Can homes be both eco-friendly and accessible? If not, it means people with disability and older people are excluded from the benefits of an eco-home. Part M of the UK building regulations require a level threshold and a downstairs toilet. The Lifetime Home standard provides for more flexibility for adaptation. But what are the eco-home advocates and designers doing for accessibility?
A study by Amita Bhakta found the following issues with the eco home movement:
- Sustainability has overridden accessibility in sustainable communities in the UK.
- Disability requires greater understanding that it is more than mobility impairment.
- Space beyond the home should be included in the meaning of home.
- Top-down policy is not enough – co-design is required.

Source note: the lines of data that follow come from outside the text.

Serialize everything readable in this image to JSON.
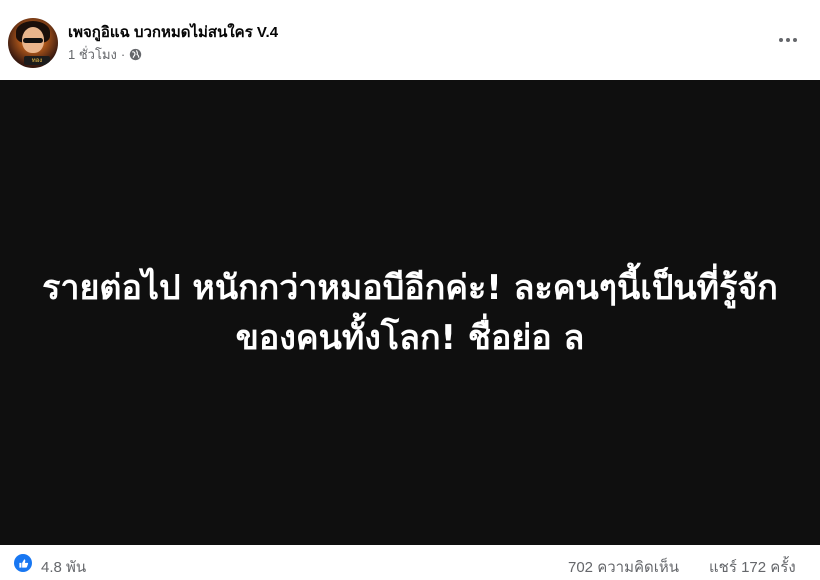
{
  "post": {
    "author": "เพจกูอิแฉ บวกหมดไม่สนใคร V.4",
    "time": "1 ชั่วโมง",
    "separator": "·",
    "audience_icon": "globe-icon",
    "avatar_badge": "ทอง",
    "media_text": "รายต่อไป หนักกว่าหมอบีอีกค่ะ! ละคนๆนี้เป็นที่รู้จักของคนทั้งโลก! ชื่อย่อ ล"
  },
  "footer": {
    "reaction_icon": "like-icon",
    "reactions": "4.8 พัน",
    "comments": "702 ความคิดเห็น",
    "shares": "แชร์ 172 ครั้ง"
  },
  "colors": {
    "accent": "#1877f2",
    "media_bg": "#0f0f0f",
    "secondary_text": "#65676b"
  }
}
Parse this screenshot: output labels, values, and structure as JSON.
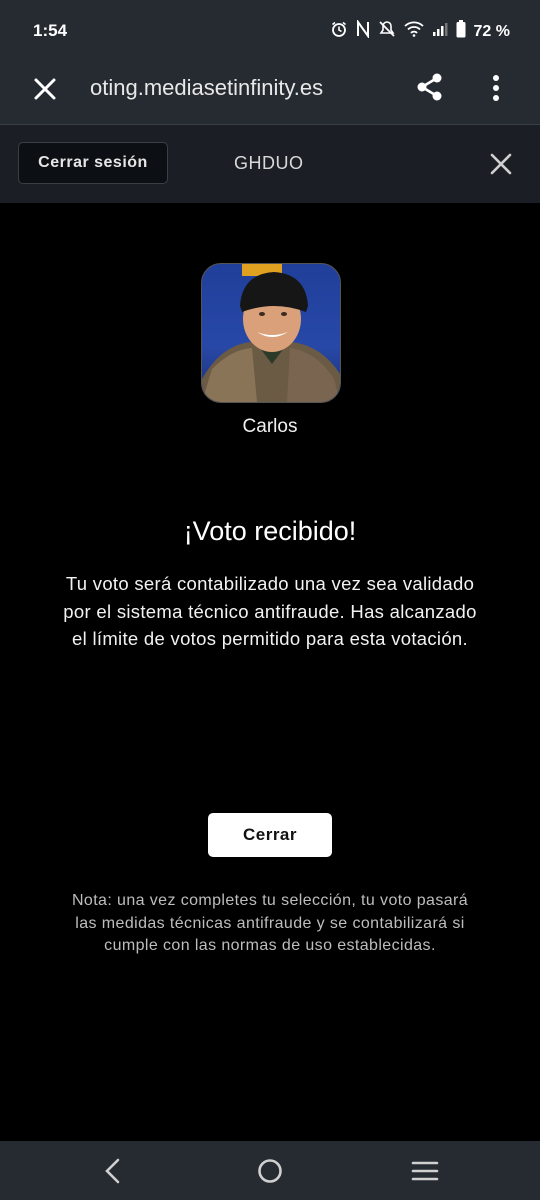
{
  "status_bar": {
    "time": "1:54",
    "battery_percent": "72 %",
    "icons": [
      "alarm-icon",
      "nfc-icon",
      "mute-icon",
      "wifi-icon",
      "signal-icon",
      "battery-icon"
    ]
  },
  "browser": {
    "url": "oting.mediasetinfinity.es",
    "icons": [
      "close-icon",
      "share-icon",
      "more-vert-icon"
    ]
  },
  "site_header": {
    "logout_label": "Cerrar sesión",
    "program": "GHDUO"
  },
  "candidate": {
    "name": "Carlos"
  },
  "confirmation": {
    "title": "¡Voto recibido!",
    "message": "Tu voto será contabilizado una vez sea validado por el sistema técnico antifraude. Has alcanzado el límite de votos permitido para esta votación.",
    "close_label": "Cerrar",
    "note": "Nota: una vez completes tu selección, tu voto pasará las medidas técnicas antifraude y se contabilizará si cumple con las normas de uso establecidas."
  },
  "nav_bar": {
    "icons": [
      "back-icon",
      "home-icon",
      "recent-apps-icon"
    ]
  },
  "colors": {
    "chrome": "#262b32",
    "site_header": "#1b1f25",
    "background": "#000000",
    "button": "#ffffff"
  }
}
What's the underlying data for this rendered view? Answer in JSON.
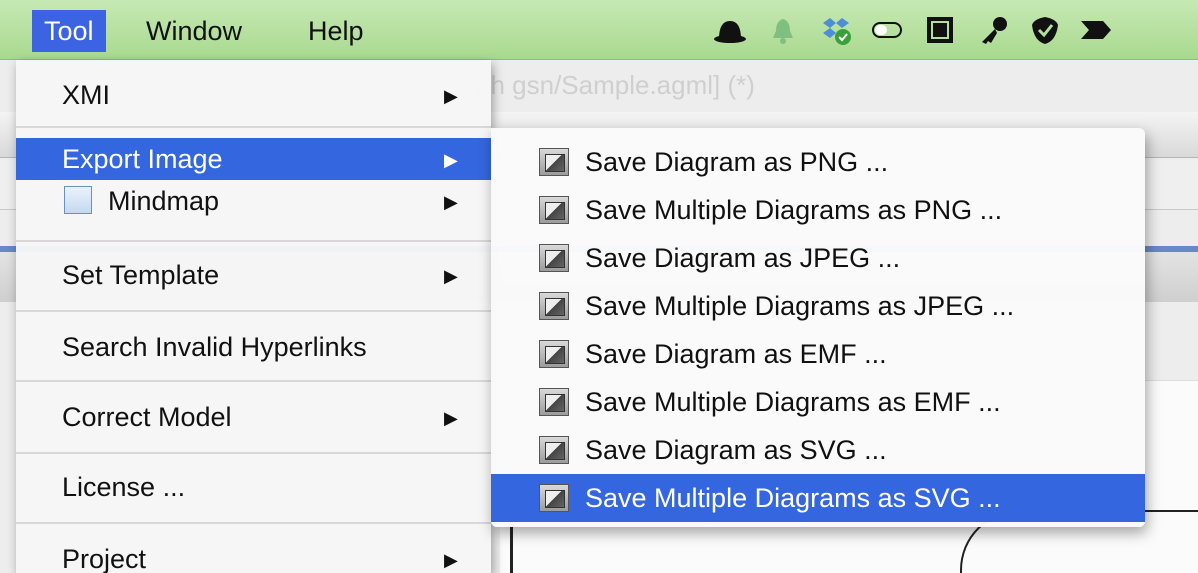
{
  "menubar": {
    "items": [
      "Tool",
      "Window",
      "Help"
    ],
    "active": "Tool",
    "tray_icons": [
      "bowler-hat-icon",
      "bell-icon",
      "dropbox-sync-icon",
      "toggle-icon",
      "memory-chip-icon",
      "key-icon",
      "shield-check-icon",
      "arrows-icon"
    ]
  },
  "background": {
    "title": "ah gsn/Sample.agml] (*)"
  },
  "tool_menu": {
    "items": [
      {
        "label": "XMI",
        "submenu": true
      },
      {
        "label": "Export Image",
        "submenu": true,
        "active": true
      },
      {
        "label": "Mindmap",
        "submenu": true,
        "icon": "mindmap-icon"
      },
      {
        "label": "Set Template",
        "submenu": true
      },
      {
        "label": "Search Invalid Hyperlinks",
        "submenu": false
      },
      {
        "label": "Correct Model",
        "submenu": true
      },
      {
        "label": "License ...",
        "submenu": false
      },
      {
        "label": "Project",
        "submenu": true
      }
    ]
  },
  "export_submenu": {
    "items": [
      "Save Diagram as PNG ...",
      "Save Multiple Diagrams as PNG ...",
      "Save Diagram as JPEG ...",
      "Save Multiple Diagrams as JPEG ...",
      "Save Diagram as EMF ...",
      "Save Multiple Diagrams as EMF ...",
      "Save Diagram as SVG ...",
      "Save Multiple Diagrams as SVG ..."
    ],
    "active_index": 7
  },
  "colors": {
    "highlight": "#3466df",
    "menubar": "#b5df9e"
  }
}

- Planners, architects and builders in eco-housing do not consider bodily differences.
The title of the report available from Academia.edu is Accessibility in Sustainable Communities. It includes a discussion about whether sustainable communities should cater for all needs. But Bhakta points out that sustainable communities cannot regard themselves as progressive if they are exclusive. The report concludes with a model for inclusive sustainable communities. See abstract below.
There is a similar article, Making space for disability in eco-homes and eco-communities. The eco-home movement in the UK is underpinned by collaborative and communal housing and living. The aim of the movement is to minimise environmental impact and to be socially progressive.
There is continued failure to build homes for diverse and disabled occupancy. We use three eco-communities in England to explore how their eco-houses and wider community spaces accommodate the complex disability of hypotonic Cerebral Palsy. Using site visits, video footage, spatial mapping, field diary observations, surveys and interviews, this paper argues that little attention has been paid to making eco-communities and eco-houses accessible. There are, we argue, four useful and productive ways to interrogate accessibility in eco-communities, through understandings of legislation, thresholds, dexterity and mobility. These have three significant consequences for eco-communities and disabled access: ecological living as practised by these eco-communities relies upon particular bodily capacities, and thus excludes many disabled people; disabled access was only considered in relation to the house and its thresholds, not to the much broader space of the home; and eco-communities need to be, and would benefit from being, spaces of diverse interaction.